Not routinely recommended BUT may be considered for children


What is the incubation period of chicken pox?

10-21 days after contact


When is the highest concentration of VZV DNA detected in the nasopharyngeal secretions in terms of day of rash? -when is transmission the greatest?

Highest concentration on day one of rash-the children with the highest level of ciremia will obviously be the sickest with higher fevers and more vesicles-transmission is the greatest in the prodrome period (the day before onset of rash)


What is the policy for isolation precautions in hospital for children with known exposure to chicken pox?

When a child has been exposed to chicken pox and is staying in hospital, they should be placed in isolation from day 8-day 21 from the day of contact (since incubation period is 10-21 days before they'll be able to transmit the virus to others so you're starting 2 days before the shortest incubation period)) -prevents other children on the ward from being exposed to VZV in the days before the exposed child develops the overt rash
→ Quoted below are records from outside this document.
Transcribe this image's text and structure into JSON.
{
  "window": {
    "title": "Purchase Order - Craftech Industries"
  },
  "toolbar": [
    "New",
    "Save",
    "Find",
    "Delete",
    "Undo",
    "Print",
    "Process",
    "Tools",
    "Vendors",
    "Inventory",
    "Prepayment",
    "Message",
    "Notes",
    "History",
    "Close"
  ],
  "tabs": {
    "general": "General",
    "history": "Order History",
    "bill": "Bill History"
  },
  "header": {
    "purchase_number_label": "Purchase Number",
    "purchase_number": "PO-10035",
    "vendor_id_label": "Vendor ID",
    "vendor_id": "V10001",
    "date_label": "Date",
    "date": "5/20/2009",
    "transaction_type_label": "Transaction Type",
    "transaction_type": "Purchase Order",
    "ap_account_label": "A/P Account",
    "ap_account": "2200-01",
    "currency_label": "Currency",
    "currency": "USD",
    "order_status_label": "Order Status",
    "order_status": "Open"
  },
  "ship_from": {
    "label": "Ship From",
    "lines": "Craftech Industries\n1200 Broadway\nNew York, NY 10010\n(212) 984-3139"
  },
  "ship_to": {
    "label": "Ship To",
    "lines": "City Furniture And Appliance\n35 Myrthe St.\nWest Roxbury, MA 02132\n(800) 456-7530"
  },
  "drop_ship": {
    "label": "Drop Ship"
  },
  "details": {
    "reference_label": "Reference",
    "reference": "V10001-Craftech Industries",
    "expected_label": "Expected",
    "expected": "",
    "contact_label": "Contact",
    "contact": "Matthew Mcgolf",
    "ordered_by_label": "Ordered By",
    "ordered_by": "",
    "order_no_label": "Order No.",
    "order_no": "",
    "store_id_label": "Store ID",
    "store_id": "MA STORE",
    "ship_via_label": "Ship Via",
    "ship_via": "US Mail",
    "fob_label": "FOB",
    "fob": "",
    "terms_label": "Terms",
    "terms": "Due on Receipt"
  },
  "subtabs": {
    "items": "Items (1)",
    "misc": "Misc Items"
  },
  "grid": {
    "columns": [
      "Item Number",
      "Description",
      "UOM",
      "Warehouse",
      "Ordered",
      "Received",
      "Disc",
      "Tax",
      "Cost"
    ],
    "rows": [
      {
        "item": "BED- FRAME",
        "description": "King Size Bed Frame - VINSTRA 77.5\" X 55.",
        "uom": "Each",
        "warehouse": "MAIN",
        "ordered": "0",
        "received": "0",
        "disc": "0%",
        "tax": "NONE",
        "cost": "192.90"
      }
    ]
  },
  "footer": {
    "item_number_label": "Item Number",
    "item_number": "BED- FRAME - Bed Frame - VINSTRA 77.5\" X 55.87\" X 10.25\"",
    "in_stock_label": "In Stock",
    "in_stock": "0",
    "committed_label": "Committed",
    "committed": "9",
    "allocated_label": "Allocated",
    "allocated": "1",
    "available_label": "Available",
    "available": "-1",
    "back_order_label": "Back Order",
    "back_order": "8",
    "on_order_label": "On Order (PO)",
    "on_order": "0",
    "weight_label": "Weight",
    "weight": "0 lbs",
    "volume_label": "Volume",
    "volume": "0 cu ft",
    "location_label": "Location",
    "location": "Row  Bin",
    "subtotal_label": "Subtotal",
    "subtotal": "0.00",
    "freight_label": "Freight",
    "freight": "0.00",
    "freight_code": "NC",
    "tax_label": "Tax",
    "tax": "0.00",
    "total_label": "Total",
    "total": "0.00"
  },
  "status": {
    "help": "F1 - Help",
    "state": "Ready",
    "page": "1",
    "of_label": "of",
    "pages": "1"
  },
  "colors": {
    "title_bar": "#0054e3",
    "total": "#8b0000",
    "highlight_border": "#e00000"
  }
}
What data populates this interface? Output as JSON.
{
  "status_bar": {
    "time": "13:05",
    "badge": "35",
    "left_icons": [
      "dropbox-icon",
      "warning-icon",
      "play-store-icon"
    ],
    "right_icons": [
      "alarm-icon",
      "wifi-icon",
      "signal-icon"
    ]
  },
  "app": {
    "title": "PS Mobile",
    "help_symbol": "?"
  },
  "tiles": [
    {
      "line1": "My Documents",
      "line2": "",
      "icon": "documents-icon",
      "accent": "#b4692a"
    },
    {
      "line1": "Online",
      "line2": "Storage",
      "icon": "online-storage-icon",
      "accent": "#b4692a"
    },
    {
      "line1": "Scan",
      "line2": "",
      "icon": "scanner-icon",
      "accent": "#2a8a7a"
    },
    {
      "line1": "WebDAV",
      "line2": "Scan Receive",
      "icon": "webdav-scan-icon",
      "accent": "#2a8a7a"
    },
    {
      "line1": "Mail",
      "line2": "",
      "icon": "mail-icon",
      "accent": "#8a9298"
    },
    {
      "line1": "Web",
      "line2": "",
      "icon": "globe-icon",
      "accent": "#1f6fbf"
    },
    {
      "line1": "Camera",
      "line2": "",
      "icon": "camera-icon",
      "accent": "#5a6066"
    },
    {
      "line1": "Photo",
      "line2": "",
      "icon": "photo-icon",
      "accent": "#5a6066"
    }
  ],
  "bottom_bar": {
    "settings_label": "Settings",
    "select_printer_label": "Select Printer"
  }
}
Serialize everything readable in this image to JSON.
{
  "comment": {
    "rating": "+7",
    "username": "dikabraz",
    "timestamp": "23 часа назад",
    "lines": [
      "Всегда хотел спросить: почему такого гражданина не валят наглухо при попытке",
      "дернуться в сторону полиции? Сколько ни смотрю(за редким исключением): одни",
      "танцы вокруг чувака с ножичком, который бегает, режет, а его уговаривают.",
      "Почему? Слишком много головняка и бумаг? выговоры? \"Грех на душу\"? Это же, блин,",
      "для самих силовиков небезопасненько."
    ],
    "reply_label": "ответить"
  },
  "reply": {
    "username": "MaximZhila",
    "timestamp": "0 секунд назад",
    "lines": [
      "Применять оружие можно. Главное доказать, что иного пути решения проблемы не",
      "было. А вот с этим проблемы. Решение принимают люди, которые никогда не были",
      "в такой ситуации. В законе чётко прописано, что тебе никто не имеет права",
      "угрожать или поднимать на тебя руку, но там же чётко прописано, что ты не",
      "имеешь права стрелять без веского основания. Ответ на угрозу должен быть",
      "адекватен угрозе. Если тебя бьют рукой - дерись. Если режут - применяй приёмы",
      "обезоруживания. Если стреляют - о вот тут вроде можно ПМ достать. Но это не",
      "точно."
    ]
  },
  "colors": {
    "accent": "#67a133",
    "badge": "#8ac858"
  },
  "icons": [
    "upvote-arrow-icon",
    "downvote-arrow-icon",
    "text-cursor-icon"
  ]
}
What is the recommendation on when a child with mild chicken pox can return to school or daycare?

Should be allowed to return to school or daycare as soon as they are well enough to participate normally in all activities, REGARDLESS OF THE STATE OF THE RASH


When would you order a CBC and blood culture in a child diagnosed with pneumonia? (2)

1. Clinically worsening2. Hospitalized


What are features of atypical pneumonia (ie. mycoplasma pneumoniae)? (5)-treatment?

1. Subacute onset2. Prominent cough3. Minimal leukocytosis4. Nonlobar infiltrate5. School aged child-treatment: clarithromycin or azithromycin


What is the antibiotic treatment for:-nonsevere pneumonia-severe pneumonia

Nonsevere: high dose amoxil or amp IVSevere: ceftriaxone IV or cefotaxime IV plus clarithromycin PO or azithromycin PO/IV


What is the treatment for a child with proven or clinically suspected influenza plus evidence of secondary bacterial pneumonia?

1. Consider adding antiviral for influenza2. Amoxi-clav PO or cefuroxime IV for non severe3. Ceftriaxone IV or cefotaxime IV + clarithromycin PO or azithromycin PO/IV**some experts recommend adding cloxacillin


What is the treatment for a child with pneumonia and moderate-to-large effusion?

1. Consider pleurocentesis2. Ceftriaxone or cefotaxime IV**some experts recommend adding clindamycin